*Instructions to follow*:
Copy out the records so that each line matches the original.

+-------+

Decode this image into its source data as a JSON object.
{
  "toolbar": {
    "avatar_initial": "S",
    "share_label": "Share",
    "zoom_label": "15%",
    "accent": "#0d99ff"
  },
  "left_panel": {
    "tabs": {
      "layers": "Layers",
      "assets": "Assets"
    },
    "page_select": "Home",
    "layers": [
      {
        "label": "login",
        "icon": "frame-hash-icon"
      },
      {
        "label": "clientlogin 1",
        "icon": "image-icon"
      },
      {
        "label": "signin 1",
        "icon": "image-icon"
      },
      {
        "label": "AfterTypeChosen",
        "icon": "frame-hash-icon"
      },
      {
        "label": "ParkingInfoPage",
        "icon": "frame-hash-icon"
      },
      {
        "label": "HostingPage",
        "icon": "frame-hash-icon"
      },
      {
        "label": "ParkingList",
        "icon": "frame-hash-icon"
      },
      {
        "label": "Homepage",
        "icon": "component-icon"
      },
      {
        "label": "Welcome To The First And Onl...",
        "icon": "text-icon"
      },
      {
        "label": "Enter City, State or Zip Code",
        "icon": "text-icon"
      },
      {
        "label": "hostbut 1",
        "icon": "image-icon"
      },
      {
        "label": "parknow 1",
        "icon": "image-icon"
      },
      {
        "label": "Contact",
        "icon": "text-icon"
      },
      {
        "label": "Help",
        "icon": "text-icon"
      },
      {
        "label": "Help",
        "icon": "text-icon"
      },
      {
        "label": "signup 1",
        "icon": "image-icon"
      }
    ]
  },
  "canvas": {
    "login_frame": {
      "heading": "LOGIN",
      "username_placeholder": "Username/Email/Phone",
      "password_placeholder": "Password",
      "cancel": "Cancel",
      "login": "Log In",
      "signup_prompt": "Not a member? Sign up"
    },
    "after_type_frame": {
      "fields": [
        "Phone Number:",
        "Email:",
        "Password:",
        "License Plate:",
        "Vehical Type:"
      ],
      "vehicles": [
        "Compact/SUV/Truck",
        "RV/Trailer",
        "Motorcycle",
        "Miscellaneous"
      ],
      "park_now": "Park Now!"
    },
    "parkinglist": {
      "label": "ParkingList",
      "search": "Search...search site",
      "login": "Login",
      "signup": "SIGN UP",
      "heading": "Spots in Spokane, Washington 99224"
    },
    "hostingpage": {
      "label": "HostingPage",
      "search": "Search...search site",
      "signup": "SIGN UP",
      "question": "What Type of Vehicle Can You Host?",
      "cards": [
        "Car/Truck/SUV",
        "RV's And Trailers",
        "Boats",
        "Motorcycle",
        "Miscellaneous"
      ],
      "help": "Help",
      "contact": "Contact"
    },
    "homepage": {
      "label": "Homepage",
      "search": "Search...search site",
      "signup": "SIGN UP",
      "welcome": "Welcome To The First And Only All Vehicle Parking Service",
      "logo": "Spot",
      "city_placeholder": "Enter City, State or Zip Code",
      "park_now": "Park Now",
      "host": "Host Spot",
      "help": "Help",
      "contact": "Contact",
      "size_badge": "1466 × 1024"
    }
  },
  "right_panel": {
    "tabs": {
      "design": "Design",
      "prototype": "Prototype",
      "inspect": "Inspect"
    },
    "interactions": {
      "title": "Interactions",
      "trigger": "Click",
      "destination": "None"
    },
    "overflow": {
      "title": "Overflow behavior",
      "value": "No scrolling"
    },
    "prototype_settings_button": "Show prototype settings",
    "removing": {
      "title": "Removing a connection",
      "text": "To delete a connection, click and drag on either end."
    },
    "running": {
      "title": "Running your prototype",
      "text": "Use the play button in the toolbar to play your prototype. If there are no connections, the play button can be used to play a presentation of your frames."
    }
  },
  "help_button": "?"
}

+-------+

*Expected answer*:
Decode this image into its source data as a JSON object.
{
  "toolbar": {
    "avatar_initial": "S",
    "share_label": "Share",
    "zoom_label": "15%",
    "accent": "#0d99ff"
  },
  "left_panel": {
    "tabs": {
      "layers": "Layers",
      "assets": "Assets"
    },
    "page_select": "Home",
    "layers": [
      {
        "label": "login",
        "icon": "frame-hash-icon"
      },
      {
        "label": "clientlogin 1",
        "icon": "image-icon"
      },
      {
        "label": "signin 1",
        "icon": "image-icon"
      },
      {
        "label": "AfterTypeChosen",
        "icon": "frame-hash-icon"
      },
      {
        "label": "ParkingInfoPage",
        "icon": "frame-hash-icon"
      },
      {
        "label": "HostingPage",
        "icon": "frame-hash-icon"
      },
      {
        "label": "ParkingList",
        "icon": "frame-hash-icon"
      },
      {
        "label": "Homepage",
        "icon": "component-icon"
      },
      {
        "label": "Welcome To The First And Onl...",
        "icon": "text-icon"
      },
      {
        "label": "Enter City, State or Zip Code",
        "icon": "text-icon"
      },
      {
        "label": "hostbut 1",
        "icon": "image-icon"
      },
      {
        "label": "parknow 1",
        "icon": "image-icon"
      },
      {
        "label": "Contact",
        "icon": "text-icon"
      },
      {
        "label": "Help",
        "icon": "text-icon"
      },
      {
        "label": "Help",
        "icon": "text-icon"
      },
      {
        "label": "signup 1",
        "icon": "image-icon"
      }
    ]
  },
  "canvas": {
    "login_frame": {
      "heading": "LOGIN",
      "username_placeholder": "Username/Email/Phone",
      "password_placeholder": "Password",
      "cancel": "Cancel",
      "login": "Log In",
      "signup_prompt": "Not a member? Sign up"
    },
    "after_type_frame": {
      "fields": [
        "Phone Number:",
        "Email:",
        "Password:",
        "License Plate:",
        "Vehical Type:"
      ],
      "vehicles": [
        "Compact/SUV/Truck",
        "RV/Trailer",
        "Motorcycle",
        "Miscellaneous"
      ],
      "park_now": "Park Now!"
    },
    "parkinglist": {
      "label": "ParkingList",
      "search": "Search...search site",
      "login": "Login",
      "signup": "SIGN UP",
      "heading": "Spots in Spokane, Washington 99224"
    },
    "hostingpage": {
      "label": "HostingPage",
      "search": "Search...search site",
      "signup": "SIGN UP",
      "question": "What Type of Vehicle Can You Host?",
      "cards": [
        "Car/Truck/SUV",
        "RV's And Trailers",
        "Boats",
        "Motorcycle",
        "Miscellaneous"
      ],
      "help": "Help",
      "contact": "Contact"
    },
    "homepage": {
      "label": "Homepage",
      "search": "Search...search site",
      "signup": "SIGN UP",
      "welcome": "Welcome To The First And Only All Vehicle Parking Service",
      "logo": "Spot",
      "city_placeholder": "Enter City, State or Zip Code",
      "park_now": "Park Now",
      "host": "Host Spot",
      "help": "Help",
      "contact": "Contact",
      "size_badge": "1466 × 1024"
    }
  },
  "right_panel": {
    "tabs": {
      "design": "Design",
      "prototype": "Prototype",
      "inspect": "Inspect"
    },
    "interactions": {
      "title": "Interactions",
      "trigger": "Click",
      "destination": "None"
    },
    "overflow": {
      "title": "Overflow behavior",
      "value": "No scrolling"
    },
    "prototype_settings_button": "Show prototype settings",
    "removing": {
      "title": "Removing a connection",
      "text": "To delete a connection, click and drag on either end."
    },
    "running": {
      "title": "Running your prototype",
      "text": "Use the play button in the toolbar to play your prototype. If there are no connections, the play button can be used to play a presentation of your frames."
    }
  },
  "help_button": "?"
}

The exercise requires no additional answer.